TASK DESCRIPTION
Every line of the data below that holds the string "screenshot" needs to be reported.

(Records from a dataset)
*** Begin section ***
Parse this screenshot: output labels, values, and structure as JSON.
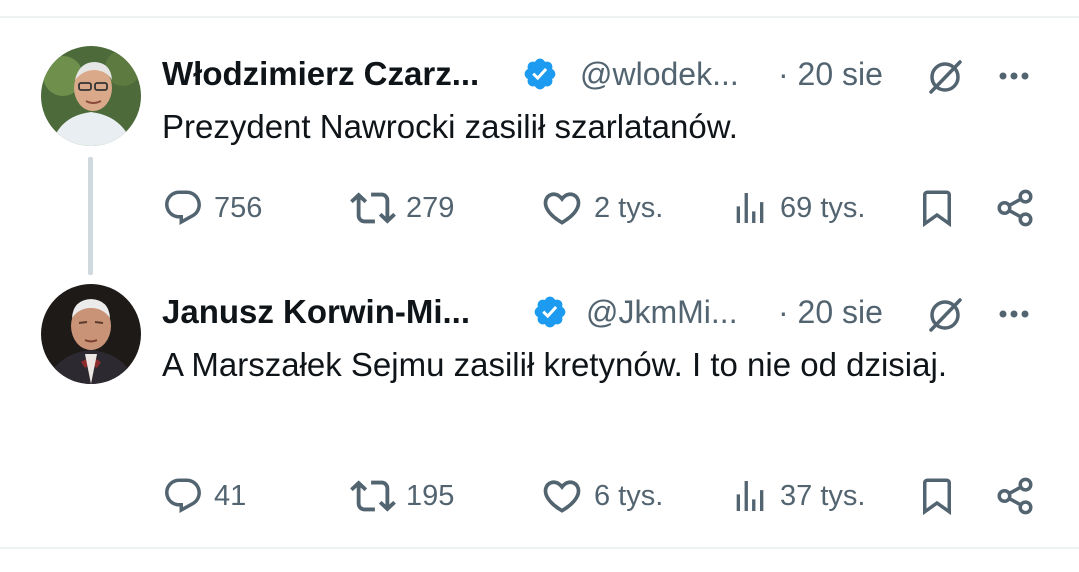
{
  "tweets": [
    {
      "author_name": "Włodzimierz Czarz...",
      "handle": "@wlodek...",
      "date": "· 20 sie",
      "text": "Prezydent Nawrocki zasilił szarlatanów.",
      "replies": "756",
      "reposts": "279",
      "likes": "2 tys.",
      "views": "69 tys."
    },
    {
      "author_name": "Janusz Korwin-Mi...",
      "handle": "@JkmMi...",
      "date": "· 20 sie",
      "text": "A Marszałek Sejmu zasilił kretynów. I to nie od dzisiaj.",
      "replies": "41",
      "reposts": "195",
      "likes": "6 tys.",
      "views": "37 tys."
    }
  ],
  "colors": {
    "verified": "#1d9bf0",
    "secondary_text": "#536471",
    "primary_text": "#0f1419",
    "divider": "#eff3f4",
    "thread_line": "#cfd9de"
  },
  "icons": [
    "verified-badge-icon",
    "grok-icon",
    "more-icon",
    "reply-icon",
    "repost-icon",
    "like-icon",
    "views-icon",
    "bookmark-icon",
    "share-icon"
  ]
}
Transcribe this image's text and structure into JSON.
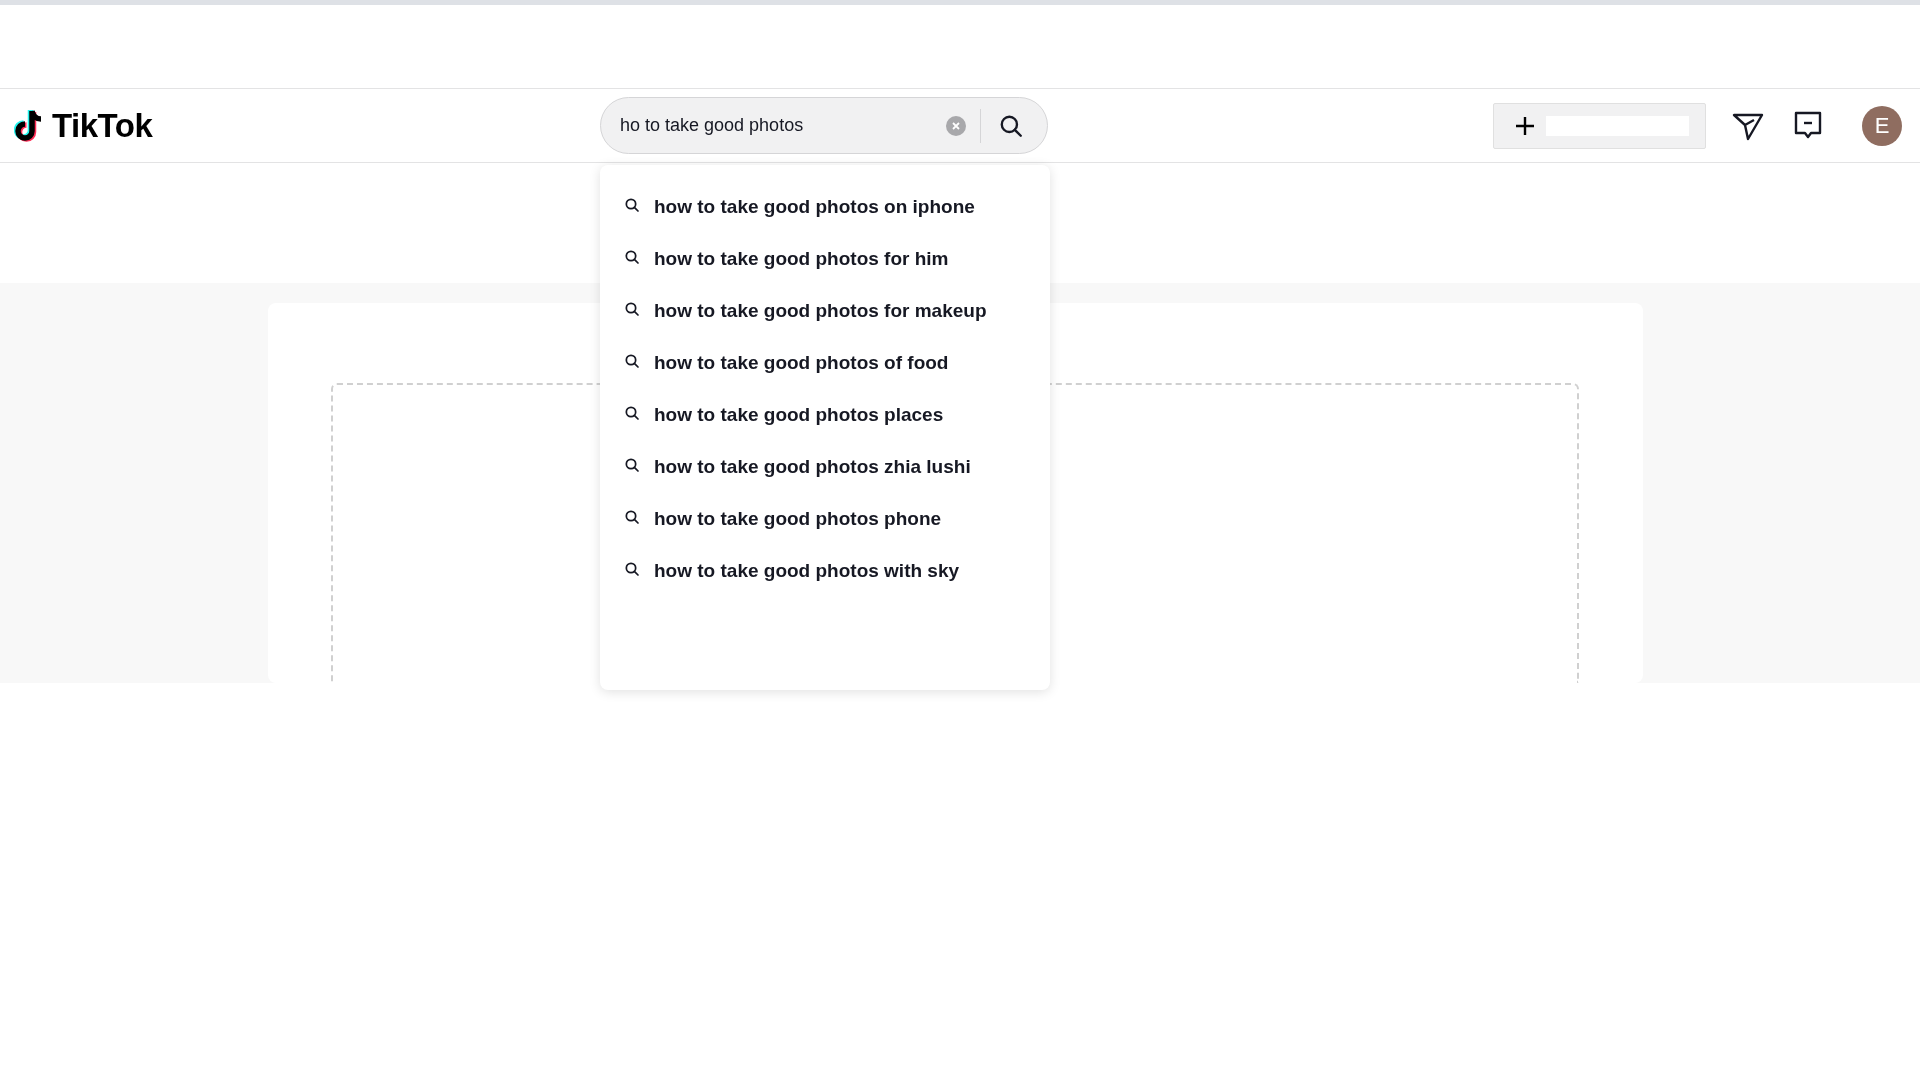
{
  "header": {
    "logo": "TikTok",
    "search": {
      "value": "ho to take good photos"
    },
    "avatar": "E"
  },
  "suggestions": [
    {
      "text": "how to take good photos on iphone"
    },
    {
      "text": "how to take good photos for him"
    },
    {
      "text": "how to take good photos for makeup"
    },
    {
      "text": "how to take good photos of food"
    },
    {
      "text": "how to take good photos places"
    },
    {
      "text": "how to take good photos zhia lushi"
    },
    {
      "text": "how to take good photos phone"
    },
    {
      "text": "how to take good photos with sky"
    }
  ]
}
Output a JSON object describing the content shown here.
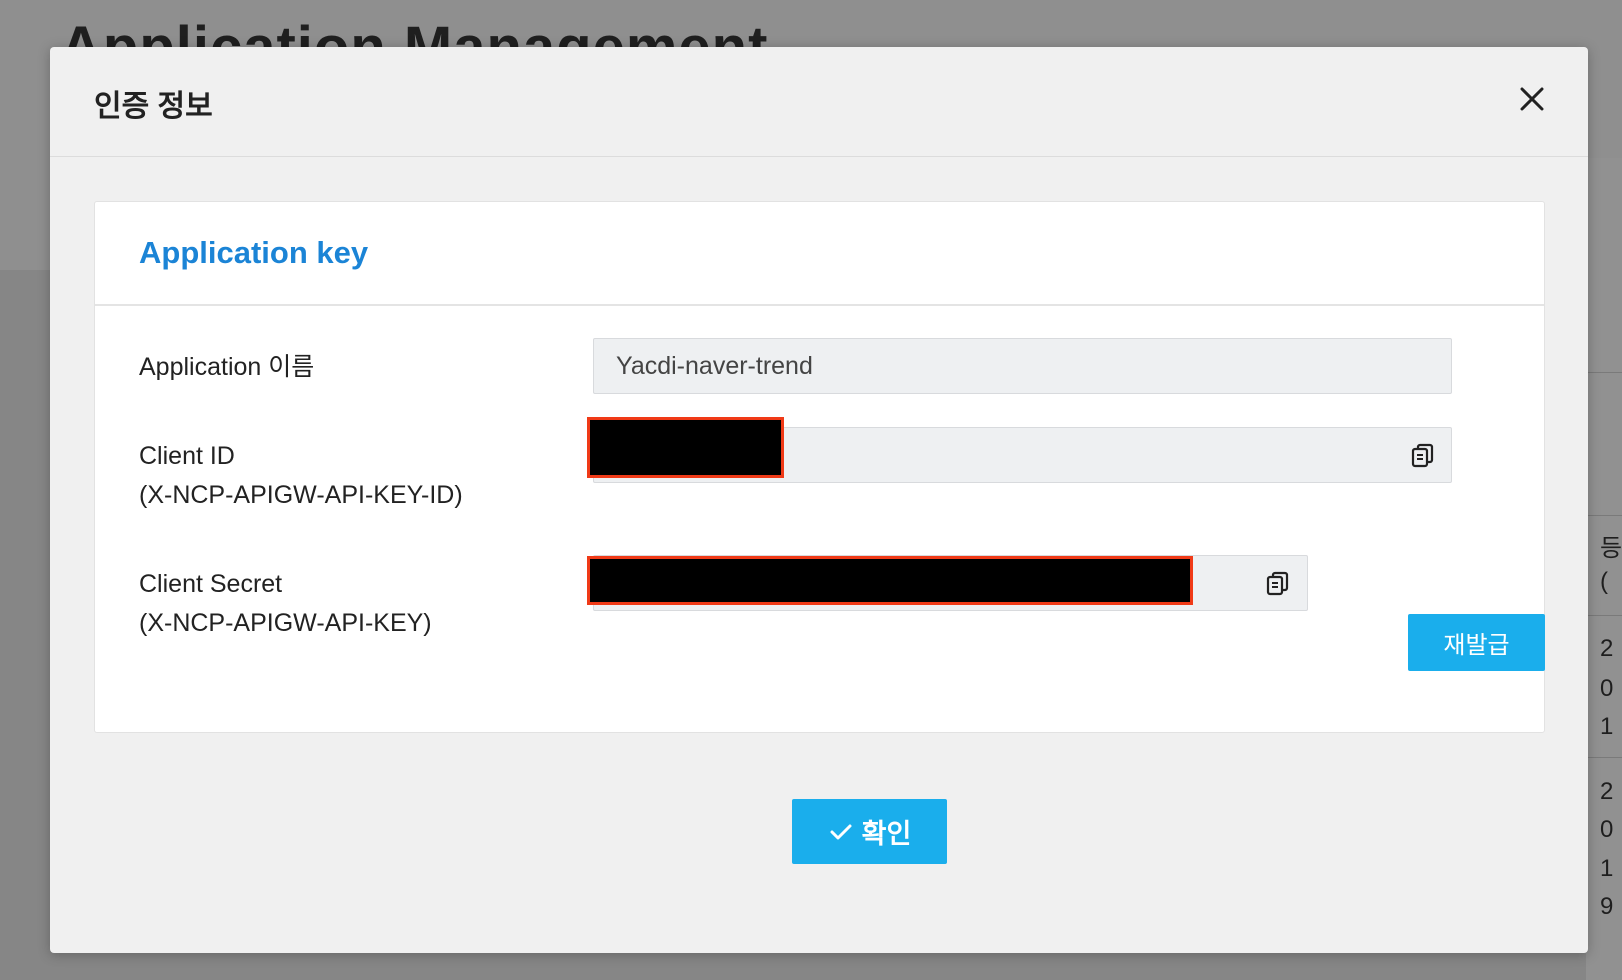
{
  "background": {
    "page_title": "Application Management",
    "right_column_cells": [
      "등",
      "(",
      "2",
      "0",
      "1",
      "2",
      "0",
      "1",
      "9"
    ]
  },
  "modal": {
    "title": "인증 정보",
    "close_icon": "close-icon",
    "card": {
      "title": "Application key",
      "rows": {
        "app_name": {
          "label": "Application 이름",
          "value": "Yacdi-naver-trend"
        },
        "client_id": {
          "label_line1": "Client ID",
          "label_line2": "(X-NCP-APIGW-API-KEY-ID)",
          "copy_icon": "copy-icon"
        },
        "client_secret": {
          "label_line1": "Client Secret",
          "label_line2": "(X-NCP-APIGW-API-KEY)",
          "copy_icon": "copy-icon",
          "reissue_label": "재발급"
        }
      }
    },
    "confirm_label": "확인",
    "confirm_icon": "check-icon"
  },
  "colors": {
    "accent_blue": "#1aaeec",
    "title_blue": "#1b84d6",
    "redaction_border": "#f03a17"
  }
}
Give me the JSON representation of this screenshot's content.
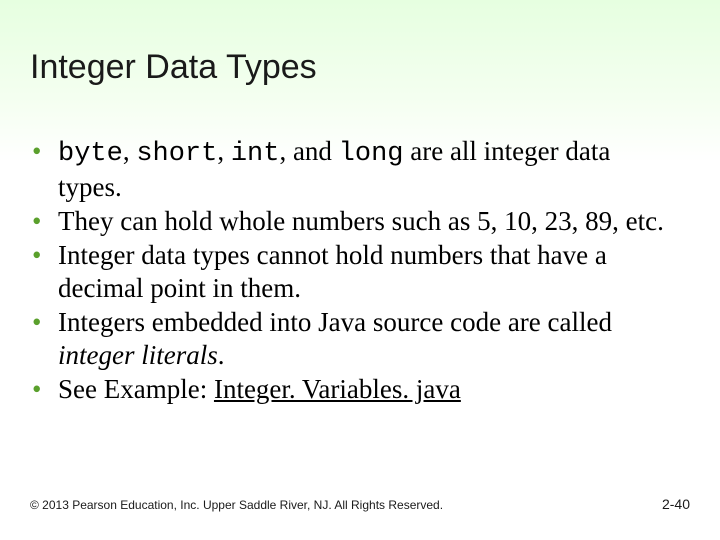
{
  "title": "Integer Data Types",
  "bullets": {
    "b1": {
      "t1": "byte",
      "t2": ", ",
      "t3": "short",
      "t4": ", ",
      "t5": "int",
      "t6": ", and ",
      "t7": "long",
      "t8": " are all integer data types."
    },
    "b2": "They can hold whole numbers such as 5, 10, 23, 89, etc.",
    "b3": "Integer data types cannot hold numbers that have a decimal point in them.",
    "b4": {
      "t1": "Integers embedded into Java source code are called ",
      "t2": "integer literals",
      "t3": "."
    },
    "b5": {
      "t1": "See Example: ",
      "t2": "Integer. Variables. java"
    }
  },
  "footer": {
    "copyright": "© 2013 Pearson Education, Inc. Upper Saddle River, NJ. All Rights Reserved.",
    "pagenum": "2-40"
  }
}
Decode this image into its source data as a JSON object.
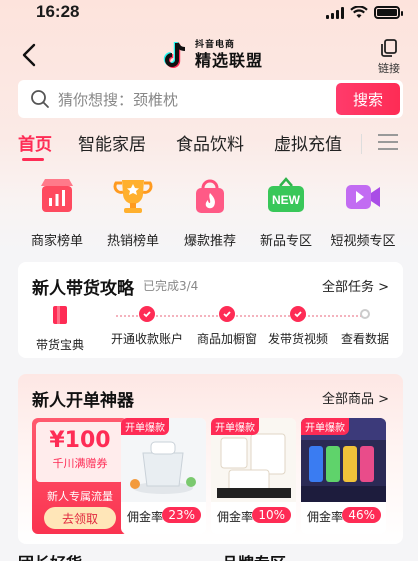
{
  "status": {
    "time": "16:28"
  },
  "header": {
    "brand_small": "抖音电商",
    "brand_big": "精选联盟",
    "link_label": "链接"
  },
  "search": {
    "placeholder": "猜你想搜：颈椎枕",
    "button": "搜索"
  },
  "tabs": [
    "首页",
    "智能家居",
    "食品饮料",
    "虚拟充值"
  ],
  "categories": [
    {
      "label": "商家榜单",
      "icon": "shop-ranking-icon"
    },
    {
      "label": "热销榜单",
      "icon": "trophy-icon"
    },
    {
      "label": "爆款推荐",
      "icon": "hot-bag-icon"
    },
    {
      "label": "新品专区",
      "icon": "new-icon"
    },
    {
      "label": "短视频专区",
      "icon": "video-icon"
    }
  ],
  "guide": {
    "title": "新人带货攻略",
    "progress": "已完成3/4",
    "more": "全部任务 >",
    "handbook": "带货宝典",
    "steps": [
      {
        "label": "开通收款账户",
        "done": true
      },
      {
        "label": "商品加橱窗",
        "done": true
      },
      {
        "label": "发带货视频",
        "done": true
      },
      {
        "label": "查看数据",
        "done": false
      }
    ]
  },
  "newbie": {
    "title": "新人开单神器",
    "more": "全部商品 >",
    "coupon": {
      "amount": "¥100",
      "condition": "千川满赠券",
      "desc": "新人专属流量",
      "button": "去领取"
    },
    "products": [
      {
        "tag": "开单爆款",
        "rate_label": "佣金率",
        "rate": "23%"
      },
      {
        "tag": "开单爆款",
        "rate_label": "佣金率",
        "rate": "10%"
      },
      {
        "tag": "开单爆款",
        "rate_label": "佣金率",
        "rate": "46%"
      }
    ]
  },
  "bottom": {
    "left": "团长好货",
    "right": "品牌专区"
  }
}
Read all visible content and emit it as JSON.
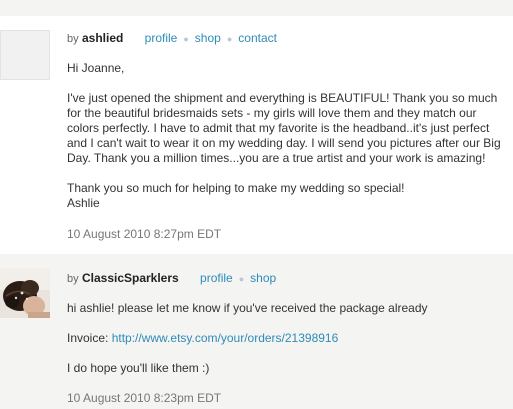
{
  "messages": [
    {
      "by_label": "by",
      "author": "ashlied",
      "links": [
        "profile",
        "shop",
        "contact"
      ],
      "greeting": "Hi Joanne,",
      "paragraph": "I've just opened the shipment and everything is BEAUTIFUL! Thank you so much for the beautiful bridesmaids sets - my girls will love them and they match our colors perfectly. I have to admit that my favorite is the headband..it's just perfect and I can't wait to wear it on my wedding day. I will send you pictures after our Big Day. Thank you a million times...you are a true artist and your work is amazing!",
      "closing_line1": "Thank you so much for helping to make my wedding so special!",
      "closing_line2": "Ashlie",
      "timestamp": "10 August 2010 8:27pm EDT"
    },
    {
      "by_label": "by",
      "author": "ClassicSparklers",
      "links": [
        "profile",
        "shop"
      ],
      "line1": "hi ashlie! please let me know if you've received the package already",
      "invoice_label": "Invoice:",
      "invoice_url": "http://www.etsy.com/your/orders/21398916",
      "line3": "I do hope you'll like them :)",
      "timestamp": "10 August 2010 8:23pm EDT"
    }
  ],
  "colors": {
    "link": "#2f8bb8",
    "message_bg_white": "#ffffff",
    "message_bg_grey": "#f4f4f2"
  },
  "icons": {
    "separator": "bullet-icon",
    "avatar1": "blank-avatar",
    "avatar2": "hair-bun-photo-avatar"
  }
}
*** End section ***
ANSWER SECTION
Parse this screenshot: output labels, values, and structure as JSON.
Give me the JSON representation of this screenshot's content.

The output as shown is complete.